Israel Halts West Bank Withdrawal
By Nicole Winfield
Associated Press Writer
Monday, Nov. 5, 2001; 3:23 p.m. EST JERUSALEM A bomb exploded in a Jewish settlement Monday, prompting Israel to halt a planned troop pullout from the West Bank town of Jenin after withdrawing from a smaller Palestinian town early in the day.
Israeli officials stressed, however, that the army still intended leave Jenin and two other towns it entered nearly three weeks ago to root out militants as long as the Palestinian Authority ensures calm in those areas.

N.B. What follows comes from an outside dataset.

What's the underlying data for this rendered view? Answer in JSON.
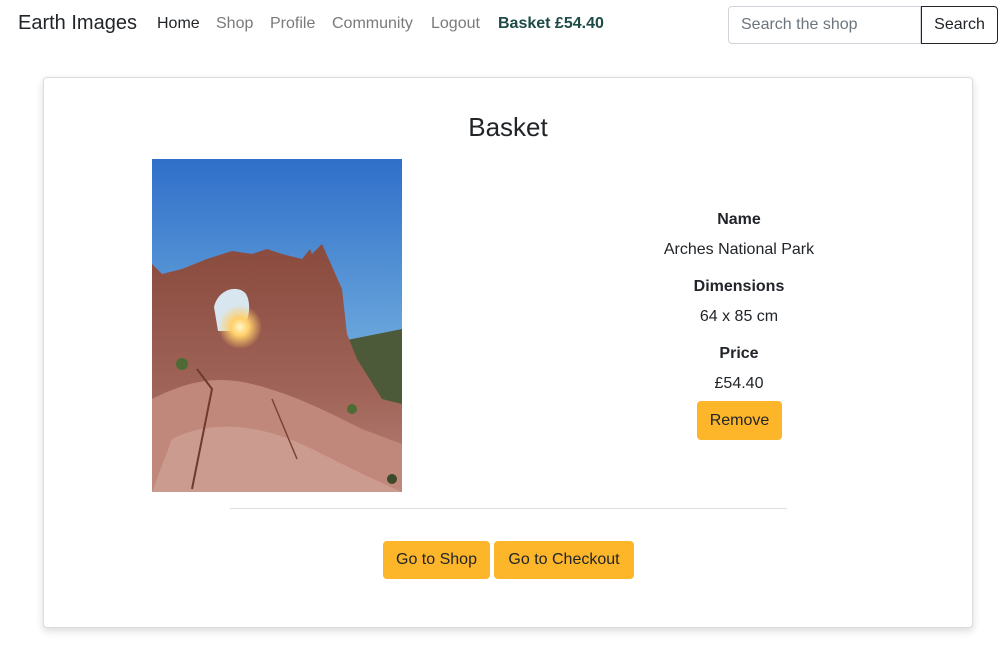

The bomb exploded in a factory cafeteria, injuring three people in the settlement of Shaked, six miles west of Jenin. The militant group Islamic Jihad claimed responsibility.
"Everything in that area will have to be postponed," said Raanan Gissin, an aide to Israeli Prime Minister Ariel Sharon. "We will not exit right now."
Earlier, about 22 Israeli tanks rumbled out of Qalqilya, pulling back a few hundred yards from Palestinian territory. Qalqilya is on the edge of the West Bank, next to Israel.
The body of a Palestinian policeman, missing since the Qalqilya incursion began two weeks ago, was found Monday after the Israelis pulled out, Palestinian security officials said. Doctors said he was hit by machine gun bullets.
On Sunday, a Palestinian shooting attack on a bus in a disputed section of Jerusalem killed two teen-agers, one of them a U.S.-born settler. Police said the gunman was a member of Islamic Jihad.
In 13 months of fighting, 741 people have been killed on the Palestinian side and 194 on the Israeli side.
Israel sent forces into parts of six West Bank towns after Palestinian militants assassinated Tourism Minister Rehavam Zeevi on Oct. 17. The militants were avenging Israel's killing of the leader of the militant Popular Front for the Liberation of Palestine.
Israeli troops remain in areas of Jenin, Ramallah and Tulkarem.
During the incursions, 42 armed militants were killed in clashes with Israeli forces and 15 others were killed in targeted operations by special forces, Sharon said.
He said Israeli forces had arrested 85 suspected militants.
The United States has demanded Israel pull its forces out of the West Bank towns, concerned that Mideast tensions could interfere with its effort to maintain support among moderate Arab nations for its war in Afghanistan.
Washington has also demanded that Palestinian leader Yasser Arafat crack down on militants.
On Monday, U.S. Ambassador Daniel Kurtzer told the Foreign Press Association that Arafat must do more, including shutting down some militant groups and deciding "where he stands" on the issue of terrorism.
"We are concerned that some of these groups have in fact turned quite specifically to terrorism," Kurtzer said.
Palestinian Parliament Speaker Ahmed Quriea brushed aside the criticism, and said the best way the United States could bring peace to the region would be to recognize a Palestinian state.
Quriea also criticized the Israeli pullout from Qalqilya, saying it didn't go far enough and that Israel should withdraw from all West Bank areas it occupied.
Gissin said Israel intended to pull back its forces from all West Bank areas, provided the Palestinians assume security in the areas and prevent attacks on Israelis.
"We want to accomplish it as soon as possible," Gissin said. "The goals remain the same: to bring about a complete cessation of violence."
He said Sharon wanted to remain in Israel to oversee the pullout of forces, but was arranging to travel to the United States at the end of the month. Sharon on Saturday canceled a planned U.S. and British visit scheduled to start this week, saying the security situation required he remain at home.
Also Monday, Sharon's office announced that the Shin Bet security service had arrested six members of the Tanzim militia, which is affiliated with Arafat's Fatah movement, in connection with an August shooting that killed one woman and a string of other attacks.
The six militiamen were arrested in September and early October. Israeli security services often release information about arrests only after their investigations are complete.
© Copyright 2001 The Associated Press